• _TASK OBJECTIVE_
Each line of the data below containing "JSON" needs to be listed.

• _EXTRACTED RECORDS_
=-=-=-=-=
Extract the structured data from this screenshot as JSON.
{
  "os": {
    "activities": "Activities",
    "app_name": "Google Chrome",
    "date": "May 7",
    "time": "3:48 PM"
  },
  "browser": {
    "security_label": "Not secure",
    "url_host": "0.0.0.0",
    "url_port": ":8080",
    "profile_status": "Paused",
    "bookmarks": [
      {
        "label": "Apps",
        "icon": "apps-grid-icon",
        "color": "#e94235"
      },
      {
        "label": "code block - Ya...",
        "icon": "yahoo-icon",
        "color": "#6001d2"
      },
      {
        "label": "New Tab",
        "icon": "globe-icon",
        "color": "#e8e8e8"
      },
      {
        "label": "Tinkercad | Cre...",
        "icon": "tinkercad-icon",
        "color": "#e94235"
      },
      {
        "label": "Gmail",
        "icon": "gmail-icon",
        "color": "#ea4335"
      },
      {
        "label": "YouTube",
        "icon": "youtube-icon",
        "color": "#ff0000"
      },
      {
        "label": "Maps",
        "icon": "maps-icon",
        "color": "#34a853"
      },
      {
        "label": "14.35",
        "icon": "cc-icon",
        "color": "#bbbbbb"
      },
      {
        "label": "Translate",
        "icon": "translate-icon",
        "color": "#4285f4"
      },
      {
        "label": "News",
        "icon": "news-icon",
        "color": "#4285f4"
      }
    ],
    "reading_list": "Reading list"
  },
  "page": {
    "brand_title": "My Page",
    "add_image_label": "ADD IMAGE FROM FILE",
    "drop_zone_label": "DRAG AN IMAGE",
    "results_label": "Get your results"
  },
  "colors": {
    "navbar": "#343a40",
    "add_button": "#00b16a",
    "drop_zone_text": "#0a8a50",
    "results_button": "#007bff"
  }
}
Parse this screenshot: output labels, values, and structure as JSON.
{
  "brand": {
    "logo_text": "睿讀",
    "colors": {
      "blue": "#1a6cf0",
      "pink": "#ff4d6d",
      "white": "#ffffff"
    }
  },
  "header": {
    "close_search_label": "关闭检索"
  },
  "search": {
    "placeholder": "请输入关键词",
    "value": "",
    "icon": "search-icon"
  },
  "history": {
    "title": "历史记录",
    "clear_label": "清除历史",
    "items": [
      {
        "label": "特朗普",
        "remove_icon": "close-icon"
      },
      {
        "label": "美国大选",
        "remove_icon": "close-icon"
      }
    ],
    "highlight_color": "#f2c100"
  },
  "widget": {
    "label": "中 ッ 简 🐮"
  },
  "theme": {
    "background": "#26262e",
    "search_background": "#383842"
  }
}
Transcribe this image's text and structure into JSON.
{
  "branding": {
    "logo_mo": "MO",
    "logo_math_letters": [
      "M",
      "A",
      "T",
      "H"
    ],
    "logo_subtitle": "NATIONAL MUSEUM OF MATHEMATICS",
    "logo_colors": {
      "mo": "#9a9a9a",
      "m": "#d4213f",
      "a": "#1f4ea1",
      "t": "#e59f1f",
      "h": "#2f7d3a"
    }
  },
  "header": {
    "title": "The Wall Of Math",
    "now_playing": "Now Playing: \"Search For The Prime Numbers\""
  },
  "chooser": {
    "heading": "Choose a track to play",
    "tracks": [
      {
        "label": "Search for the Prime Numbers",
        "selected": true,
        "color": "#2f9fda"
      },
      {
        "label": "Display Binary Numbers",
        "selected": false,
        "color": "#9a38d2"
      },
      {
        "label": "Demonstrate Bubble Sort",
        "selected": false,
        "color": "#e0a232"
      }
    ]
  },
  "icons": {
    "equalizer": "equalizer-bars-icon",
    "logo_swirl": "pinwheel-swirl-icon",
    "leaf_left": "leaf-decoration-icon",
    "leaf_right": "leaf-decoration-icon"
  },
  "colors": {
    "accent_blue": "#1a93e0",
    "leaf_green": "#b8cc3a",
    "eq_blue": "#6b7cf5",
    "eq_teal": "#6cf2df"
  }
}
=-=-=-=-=
• _REPLY_
Extract the structured data from this screenshot as JSON.
Parse this screenshot: output labels, values, and structure as JSON.
Transcribe this image's text and structure into JSON.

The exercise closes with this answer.